> _What is expected_: Among the records below, which lines contain the string "Wenn"? Report them.

Top of Provided material

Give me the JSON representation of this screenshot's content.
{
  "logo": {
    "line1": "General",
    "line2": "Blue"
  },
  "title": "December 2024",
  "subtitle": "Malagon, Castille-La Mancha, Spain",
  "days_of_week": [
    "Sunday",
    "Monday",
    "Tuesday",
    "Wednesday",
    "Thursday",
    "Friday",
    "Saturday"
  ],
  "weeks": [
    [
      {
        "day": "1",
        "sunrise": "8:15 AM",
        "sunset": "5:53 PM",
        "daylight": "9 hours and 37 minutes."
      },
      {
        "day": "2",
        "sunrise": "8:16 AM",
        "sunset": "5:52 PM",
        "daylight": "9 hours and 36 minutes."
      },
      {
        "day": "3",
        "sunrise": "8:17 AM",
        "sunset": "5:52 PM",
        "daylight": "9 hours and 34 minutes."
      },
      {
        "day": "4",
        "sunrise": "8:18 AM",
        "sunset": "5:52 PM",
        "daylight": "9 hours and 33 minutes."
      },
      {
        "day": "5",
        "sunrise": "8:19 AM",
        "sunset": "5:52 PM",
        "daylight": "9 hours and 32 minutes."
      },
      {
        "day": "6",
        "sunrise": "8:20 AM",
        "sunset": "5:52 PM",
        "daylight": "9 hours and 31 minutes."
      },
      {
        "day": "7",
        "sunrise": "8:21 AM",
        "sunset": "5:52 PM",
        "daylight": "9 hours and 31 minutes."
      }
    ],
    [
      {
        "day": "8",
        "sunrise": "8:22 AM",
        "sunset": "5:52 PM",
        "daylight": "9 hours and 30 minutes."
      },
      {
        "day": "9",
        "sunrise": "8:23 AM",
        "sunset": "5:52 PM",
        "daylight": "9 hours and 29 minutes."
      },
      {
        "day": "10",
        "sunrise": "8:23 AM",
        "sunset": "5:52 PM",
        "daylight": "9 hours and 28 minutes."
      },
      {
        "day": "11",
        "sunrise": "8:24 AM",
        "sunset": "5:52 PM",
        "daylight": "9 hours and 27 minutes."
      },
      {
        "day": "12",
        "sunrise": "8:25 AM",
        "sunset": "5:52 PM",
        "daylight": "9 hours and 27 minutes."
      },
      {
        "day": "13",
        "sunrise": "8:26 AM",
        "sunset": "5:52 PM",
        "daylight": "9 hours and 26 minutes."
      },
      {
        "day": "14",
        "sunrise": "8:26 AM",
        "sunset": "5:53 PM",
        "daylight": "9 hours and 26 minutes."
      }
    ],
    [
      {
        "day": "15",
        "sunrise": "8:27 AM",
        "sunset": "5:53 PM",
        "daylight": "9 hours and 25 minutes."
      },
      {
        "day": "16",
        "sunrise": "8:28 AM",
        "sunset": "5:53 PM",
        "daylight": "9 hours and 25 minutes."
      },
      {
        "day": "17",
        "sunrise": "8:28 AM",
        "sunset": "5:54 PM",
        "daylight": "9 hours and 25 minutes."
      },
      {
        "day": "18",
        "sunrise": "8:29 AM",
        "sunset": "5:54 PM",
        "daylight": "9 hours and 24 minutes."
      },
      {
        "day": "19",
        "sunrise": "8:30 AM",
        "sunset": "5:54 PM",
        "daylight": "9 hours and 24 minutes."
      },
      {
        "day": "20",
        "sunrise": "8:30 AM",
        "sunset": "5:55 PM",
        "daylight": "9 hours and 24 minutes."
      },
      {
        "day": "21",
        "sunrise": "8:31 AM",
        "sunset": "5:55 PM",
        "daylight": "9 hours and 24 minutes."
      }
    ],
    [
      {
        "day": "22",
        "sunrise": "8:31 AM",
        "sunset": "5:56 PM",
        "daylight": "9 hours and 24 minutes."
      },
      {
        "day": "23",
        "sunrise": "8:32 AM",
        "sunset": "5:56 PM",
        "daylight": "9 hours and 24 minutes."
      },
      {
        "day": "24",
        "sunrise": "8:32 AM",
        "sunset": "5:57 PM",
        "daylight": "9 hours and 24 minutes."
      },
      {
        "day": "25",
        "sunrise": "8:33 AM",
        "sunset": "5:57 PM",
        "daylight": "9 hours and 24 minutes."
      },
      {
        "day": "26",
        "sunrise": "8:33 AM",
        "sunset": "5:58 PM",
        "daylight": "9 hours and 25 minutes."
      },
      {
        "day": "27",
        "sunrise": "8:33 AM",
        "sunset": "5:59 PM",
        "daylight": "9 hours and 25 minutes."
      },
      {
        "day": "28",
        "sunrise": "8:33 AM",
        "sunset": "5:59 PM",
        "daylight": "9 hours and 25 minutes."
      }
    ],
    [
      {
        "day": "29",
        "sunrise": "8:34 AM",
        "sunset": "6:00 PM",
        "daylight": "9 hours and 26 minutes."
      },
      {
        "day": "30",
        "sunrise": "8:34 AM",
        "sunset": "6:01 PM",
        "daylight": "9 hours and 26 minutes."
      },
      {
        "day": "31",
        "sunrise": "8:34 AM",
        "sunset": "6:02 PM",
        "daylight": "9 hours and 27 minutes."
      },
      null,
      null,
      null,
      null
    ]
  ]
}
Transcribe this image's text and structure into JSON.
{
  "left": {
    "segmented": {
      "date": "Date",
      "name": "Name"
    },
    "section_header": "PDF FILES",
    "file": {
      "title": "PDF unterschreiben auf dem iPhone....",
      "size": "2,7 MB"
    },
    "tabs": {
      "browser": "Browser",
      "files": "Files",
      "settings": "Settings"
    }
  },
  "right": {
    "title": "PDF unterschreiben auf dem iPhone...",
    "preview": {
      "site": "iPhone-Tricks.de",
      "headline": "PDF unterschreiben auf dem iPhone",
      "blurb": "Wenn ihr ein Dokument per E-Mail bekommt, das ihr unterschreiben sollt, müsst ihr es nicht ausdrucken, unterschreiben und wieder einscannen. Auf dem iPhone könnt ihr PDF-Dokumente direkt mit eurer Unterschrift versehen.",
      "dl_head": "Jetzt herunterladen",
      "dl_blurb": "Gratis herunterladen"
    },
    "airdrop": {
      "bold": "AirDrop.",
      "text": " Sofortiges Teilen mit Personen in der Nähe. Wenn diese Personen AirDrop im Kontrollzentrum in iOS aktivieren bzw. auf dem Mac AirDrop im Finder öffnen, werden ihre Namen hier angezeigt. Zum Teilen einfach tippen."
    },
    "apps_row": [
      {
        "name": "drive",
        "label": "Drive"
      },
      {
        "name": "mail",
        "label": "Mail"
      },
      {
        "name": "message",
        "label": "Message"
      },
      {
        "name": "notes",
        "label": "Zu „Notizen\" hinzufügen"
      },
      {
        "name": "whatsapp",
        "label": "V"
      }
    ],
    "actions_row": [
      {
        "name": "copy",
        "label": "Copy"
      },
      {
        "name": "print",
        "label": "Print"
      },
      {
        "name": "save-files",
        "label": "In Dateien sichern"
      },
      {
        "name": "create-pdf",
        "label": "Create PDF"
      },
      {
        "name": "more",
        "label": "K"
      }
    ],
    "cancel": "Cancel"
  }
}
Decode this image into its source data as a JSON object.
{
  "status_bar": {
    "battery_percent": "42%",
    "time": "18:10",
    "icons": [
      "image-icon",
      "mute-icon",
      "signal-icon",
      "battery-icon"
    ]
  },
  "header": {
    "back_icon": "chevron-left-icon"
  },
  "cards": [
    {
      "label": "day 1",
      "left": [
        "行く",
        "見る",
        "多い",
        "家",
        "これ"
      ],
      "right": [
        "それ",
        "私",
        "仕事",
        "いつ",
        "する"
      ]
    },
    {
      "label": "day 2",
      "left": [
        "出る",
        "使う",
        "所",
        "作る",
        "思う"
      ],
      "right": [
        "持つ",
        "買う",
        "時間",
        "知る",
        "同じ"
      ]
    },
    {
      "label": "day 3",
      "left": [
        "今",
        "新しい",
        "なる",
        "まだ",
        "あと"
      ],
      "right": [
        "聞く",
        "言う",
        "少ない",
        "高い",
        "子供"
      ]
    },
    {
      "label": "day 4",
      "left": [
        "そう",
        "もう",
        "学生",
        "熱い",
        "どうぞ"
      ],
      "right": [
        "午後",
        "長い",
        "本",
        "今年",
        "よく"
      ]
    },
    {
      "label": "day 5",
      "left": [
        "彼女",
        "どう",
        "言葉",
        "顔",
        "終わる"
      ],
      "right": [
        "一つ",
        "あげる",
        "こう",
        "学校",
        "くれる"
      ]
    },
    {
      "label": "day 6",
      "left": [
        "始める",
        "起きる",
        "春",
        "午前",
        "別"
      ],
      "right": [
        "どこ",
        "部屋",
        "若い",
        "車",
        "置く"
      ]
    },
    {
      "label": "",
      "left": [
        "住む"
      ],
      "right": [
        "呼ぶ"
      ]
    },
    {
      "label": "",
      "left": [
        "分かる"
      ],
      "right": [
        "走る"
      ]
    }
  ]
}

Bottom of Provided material

> _Response area_:
      "blurb": "Wenn ihr ein Dokument per E-Mail bekommt, das ihr unterschreiben sollt, müsst ihr es nicht ausdrucken, unterschreiben und wieder einscannen. Auf dem iPhone könnt ihr PDF-Dokumente direkt mit eurer Unterschrift versehen.",
      "text": " Sofortiges Teilen mit Personen in der Nähe. Wenn diese Personen AirDrop im Kontrollzentrum in iOS aktivieren bzw. auf dem Mac AirDrop im Finder öffnen, werden ihre Namen hier angezeigt. Zum Teilen einfach tippen."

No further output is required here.